Comedian Michael Spicer has said the incompetence of politicians in recent years handed him his career “with a little bow on top”.
Spicer shot to fame in 2019 with his satirical sketches about a political adviser speaking in the ear of public figures as their interviews, using real-life footage, invariably fall apart.
However, the 42-year-old from Kent has said he could retire the character if politics changes direction, starting with Donald Trump losing the US election in November.
“Because these incompetent idiots have essentially given me my career… they’ve handed it to me with a little bow on top,” he told the PA news agency.
“I think if Joe Biden gets in that’s a massive source of material that’s gone.
“It’s not like Joe Biden is a foolproof president… but with Trump out the picture it would diminish for sure.
“I think once he is out the picture that could be the catalyst for things swinging in a different direction.
“Then I would probably retire the character or at least semi-retire him because what would be there for me to parody?”
Spicer said his stardom began as “an accident” last year after he saw an interview in which the Prime Minister claimed he makes model buses to relax.
“When I saw it I thought wow he really looks like he’s waiting for an answer to come into his ear,” said Spicer, who was at work as a copywriter at the time.
“I thought well alright, once I’ve had dinner and loaded the dishwasher and put the children to bed, if I have some time in the evening I might as well just do it.”
Grabbing some box files Spicer sat in his living room and shot the video on his phone, which was propped up on a stack of his children’s books.
Millions of views and hundreds of thousands of online followers later, Spicer is now releasing a book, The Secret Political Adviser: The Unredacted Files Of The Man In The Room Next Door, offering a deeper insight into the adviser’s world.
Written in the format of a “leaked hard drive” of diary entries, emails and texts, the story sees the character heading a secret organisation called Axworthy which is in the ear of politicians across the world.

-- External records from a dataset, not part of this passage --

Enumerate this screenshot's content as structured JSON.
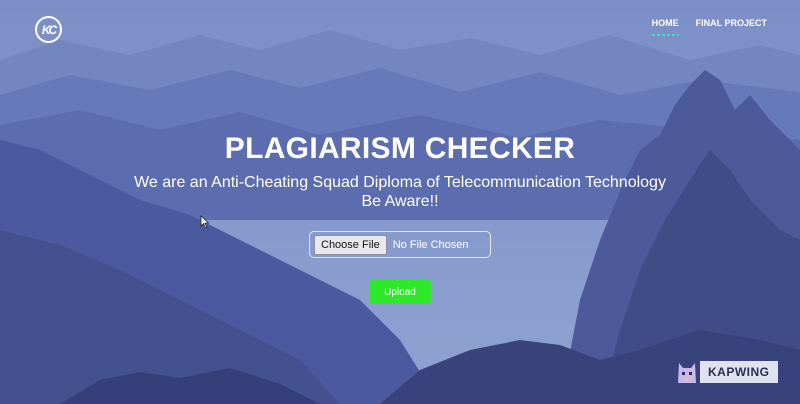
{
  "logo": {
    "text": "KC"
  },
  "nav": {
    "items": [
      {
        "label": "HOME",
        "active": true
      },
      {
        "label": "FINAL PROJECT",
        "active": false
      }
    ]
  },
  "hero": {
    "title": "PLAGIARISM CHECKER",
    "subtitle_line1": "We are an Anti-Cheating Squad Diploma of Telecommunication Technology",
    "subtitle_line2": "Be Aware!!"
  },
  "upload_form": {
    "choose_file_label": "Choose File",
    "file_status": "No File Chosen",
    "upload_label": "Upload"
  },
  "watermark": {
    "text": "KAPWING"
  },
  "colors": {
    "overlay": "#5a6bb0",
    "upload_button": "#2ee82a",
    "nav_underline": "#3ee0c8"
  }
}
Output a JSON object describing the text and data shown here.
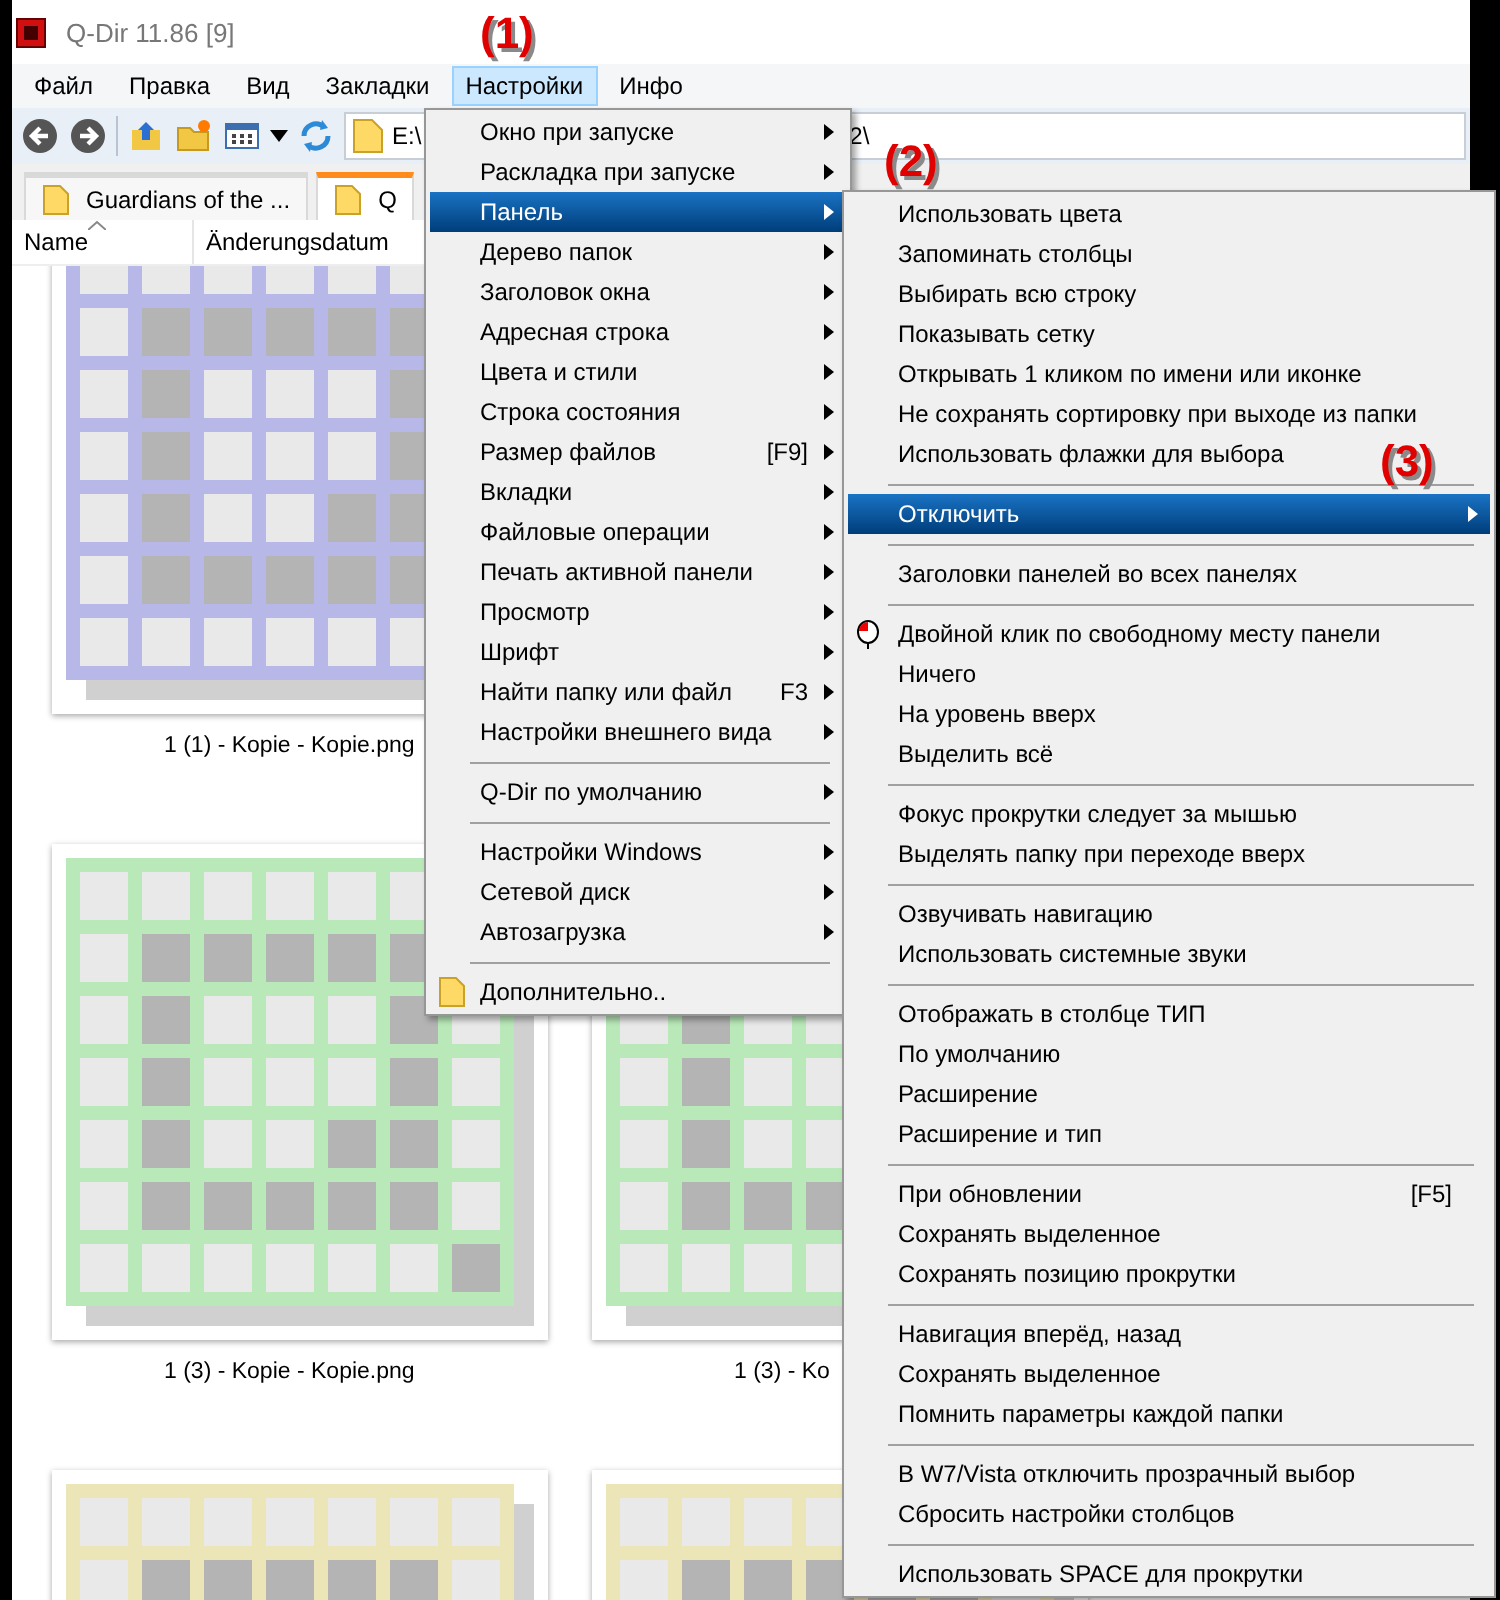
{
  "window": {
    "title": "Q-Dir 11.86 [9]"
  },
  "menu_bar": [
    {
      "label": "Файл",
      "selected": false
    },
    {
      "label": "Правка",
      "selected": false
    },
    {
      "label": "Вид",
      "selected": false
    },
    {
      "label": "Закладки",
      "selected": false
    },
    {
      "label": "Настройки",
      "selected": true
    },
    {
      "label": "Инфо",
      "selected": false
    }
  ],
  "address": {
    "value": "E:\\",
    "tail": "2\\"
  },
  "tabs": [
    {
      "label": "Guardians of the ...",
      "selected": false
    },
    {
      "label": "Q",
      "selected": true
    }
  ],
  "columns": [
    "Name",
    "Änderungsdatum"
  ],
  "thumbnail_rows": [
    [
      {
        "label": "1 (1) - Kopie - Kopie.png",
        "color": "#b8b8e8"
      }
    ],
    [
      {
        "label": "1 (3) - Kopie - Kopie.png",
        "color": "#b9e9b9"
      },
      {
        "label": "1 (3) - Ko",
        "color": "#b9e9b9"
      }
    ],
    [
      {
        "color": "#ebe5b8"
      },
      {
        "color": "#ebe5b8"
      }
    ]
  ],
  "settings_menu": [
    {
      "kind": "submenu",
      "label": "Окно при запуске",
      "selected": false
    },
    {
      "kind": "submenu",
      "label": "Раскладка при запуске",
      "selected": false
    },
    {
      "kind": "submenu",
      "label": "Панель",
      "selected": true
    },
    {
      "kind": "submenu",
      "label": "Дерево папок",
      "selected": false
    },
    {
      "kind": "submenu",
      "label": "Заголовок окна",
      "selected": false
    },
    {
      "kind": "submenu",
      "label": "Адресная строка",
      "selected": false
    },
    {
      "kind": "submenu",
      "label": "Цвета и стили",
      "selected": false
    },
    {
      "kind": "submenu",
      "label": "Строка состояния",
      "selected": false
    },
    {
      "kind": "submenu",
      "label": "Размер файлов",
      "shortcut": "[F9]",
      "selected": false
    },
    {
      "kind": "submenu",
      "label": "Вкладки",
      "selected": false
    },
    {
      "kind": "submenu",
      "label": "Файловые операции",
      "selected": false
    },
    {
      "kind": "submenu",
      "label": "Печать активной панели",
      "selected": false
    },
    {
      "kind": "submenu",
      "label": "Просмотр",
      "selected": false
    },
    {
      "kind": "submenu",
      "label": "Шрифт",
      "selected": false
    },
    {
      "kind": "submenu",
      "label": "Найти папку или файл",
      "shortcut": "F3",
      "selected": false
    },
    {
      "kind": "submenu",
      "label": "Настройки внешнего вида",
      "selected": false
    },
    {
      "kind": "separator"
    },
    {
      "kind": "submenu",
      "label": "Q-Dir по умолчанию",
      "selected": false
    },
    {
      "kind": "separator"
    },
    {
      "kind": "submenu",
      "label": "Настройки Windows",
      "selected": false
    },
    {
      "kind": "submenu",
      "label": "Сетевой диск",
      "selected": false
    },
    {
      "kind": "submenu",
      "label": "Автозагрузка",
      "selected": false
    },
    {
      "kind": "separator"
    },
    {
      "kind": "folder",
      "label": "Дополнительно..",
      "selected": false
    }
  ],
  "panel_menu": [
    {
      "kind": "plain",
      "label": "Использовать цвета",
      "selected": false
    },
    {
      "kind": "plain",
      "label": "Запоминать столбцы",
      "selected": false
    },
    {
      "kind": "plain",
      "label": "Выбирать всю строку",
      "selected": false
    },
    {
      "kind": "plain",
      "label": "Показывать сетку",
      "selected": false
    },
    {
      "kind": "plain",
      "label": "Открывать 1 кликом по имени или иконке",
      "selected": false
    },
    {
      "kind": "plain",
      "label": "Не сохранять сортировку при выходе из папки",
      "selected": false
    },
    {
      "kind": "plain",
      "label": "Использовать флажки для выбора",
      "selected": false
    },
    {
      "kind": "separator"
    },
    {
      "kind": "submenu",
      "label": "Отключить",
      "selected": true
    },
    {
      "kind": "separator"
    },
    {
      "kind": "plain",
      "label": "Заголовки панелей во всех панелях",
      "selected": false
    },
    {
      "kind": "separator"
    },
    {
      "kind": "mouse",
      "label": "Двойной клик по свободному месту панели",
      "selected": false
    },
    {
      "kind": "plain",
      "label": "Ничего",
      "selected": false
    },
    {
      "kind": "plain",
      "label": "На уровень вверх",
      "selected": false
    },
    {
      "kind": "plain",
      "label": "Выделить всё",
      "selected": false
    },
    {
      "kind": "separator"
    },
    {
      "kind": "plain",
      "label": "Фокус прокрутки следует за мышью",
      "selected": false
    },
    {
      "kind": "plain",
      "label": "Выделять папку при переходе вверх",
      "selected": false
    },
    {
      "kind": "separator"
    },
    {
      "kind": "plain",
      "label": "Озвучивать навигацию",
      "selected": false
    },
    {
      "kind": "plain",
      "label": "Использовать системные звуки",
      "selected": false
    },
    {
      "kind": "separator"
    },
    {
      "kind": "plain",
      "label": "Отображать в столбце ТИП",
      "selected": false
    },
    {
      "kind": "plain",
      "label": "По умолчанию",
      "selected": false
    },
    {
      "kind": "plain",
      "label": "Расширение",
      "selected": false
    },
    {
      "kind": "plain",
      "label": "Расширение и тип",
      "selected": false
    },
    {
      "kind": "separator"
    },
    {
      "kind": "plain",
      "label": "При обновлении",
      "shortcut": "[F5]",
      "selected": false
    },
    {
      "kind": "plain",
      "label": "Сохранять выделенное",
      "selected": false
    },
    {
      "kind": "plain",
      "label": "Сохранять позицию прокрутки",
      "selected": false
    },
    {
      "kind": "separator"
    },
    {
      "kind": "plain",
      "label": "Навигация вперёд, назад",
      "selected": false
    },
    {
      "kind": "plain",
      "label": "Сохранять выделенное",
      "selected": false
    },
    {
      "kind": "plain",
      "label": "Помнить параметры каждой папки",
      "selected": false
    },
    {
      "kind": "separator"
    },
    {
      "kind": "plain",
      "label": "В W7/Vista отключить прозрачный выбор",
      "selected": false
    },
    {
      "kind": "plain",
      "label": "Сбросить настройки столбцов",
      "selected": false
    },
    {
      "kind": "separator"
    },
    {
      "kind": "plain",
      "label": "Использовать SPACE для прокрутки",
      "selected": false
    }
  ],
  "annotations": [
    "(1)",
    "(2)",
    "(3)"
  ]
}
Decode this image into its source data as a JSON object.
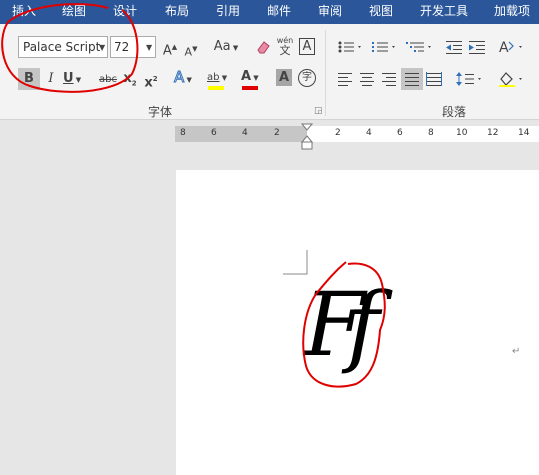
{
  "menu": {
    "items": [
      "插入",
      "绘图",
      "设计",
      "布局",
      "引用",
      "邮件",
      "审阅",
      "视图",
      "开发工具",
      "加载项"
    ]
  },
  "font_group": {
    "font_name": "Palace Script",
    "font_size": "72",
    "grow_font_label": "A",
    "shrink_font_label": "A",
    "change_case_label": "Aa",
    "phonetic_top": "wén",
    "phonetic_bottom": "文",
    "char_border_label": "A",
    "bold_label": "B",
    "italic_label": "I",
    "underline_label": "U",
    "strike_label": "abc",
    "subscript_base": "x",
    "subscript_mark": "2",
    "superscript_base": "x",
    "superscript_mark": "2",
    "effects_label": "A",
    "highlight_label": "ab",
    "font_color_label": "A",
    "char_shading_label": "A",
    "enclosed_char_label": "字",
    "group_label": "字体"
  },
  "paragraph_group": {
    "group_label": "段落"
  },
  "ruler": {
    "ticks": [
      "8",
      "6",
      "4",
      "2",
      "2",
      "4",
      "6",
      "8",
      "10",
      "12",
      "14"
    ]
  },
  "document": {
    "content": "Ff"
  },
  "colors": {
    "menu_bar": "#2b579a",
    "highlight": "#ffff00",
    "font_color": "#e00000",
    "annotation": "#e00000"
  }
}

Set for release on October 1, it begins in 2016 with David Cameron’s resignation following the UK’s vote to leave the EU – which began a shift in political comedy, according to Spicer.
“The last four years is just reacting to the actual news events,” he said.
“Spitting Image has come along now and creates sketches and scenarios, but that doesn’t seem to be the way satire is going – because how can you parody Boris Johnson and Donald Trump? How can you parody these living caricatures?”
Asked what he would like to say if he could actually be in the ear of the Prime Minister or the US president, Spicer said: “I would simply say you do not have the adequate expertise, knowledge or understanding of your position and you should resign immediately.”
Mr Johnson, Priti Patel and even the Dalai Lama have featured on the Room Next Door but asked for his favourite public figure to work with, Spicer said Health Secretary Matt Hancock.
“He ums and ahs and kind of leaves these excruciating gaps when he’s talking,” he added.
“Which for me is perfect… because that’s excellent for editing.
“But ideally, I wish he wasn’t in charge of the NHS.”
Spicer said before the Room Next Door he did not listen to politicians talking because he found it “so excruciating”.
“I’m not sure I really heard Trump say a word before he came president… I would see him and just think oh god this is just a foghorn blaring out nonsense,” he said.
Aside from buying a tripod, Spicer said the way he makes his videos has barely changed but, after a successful show on BBC Radio 4 this year, he now has plans for television.
“Obviously, I can’t say too much… I don’t think I’d want to just do a sitcom about him because I think that’s boring,” he added.
He is also planning a live show next year, following on from the tour he embarked on in February before lockdown began.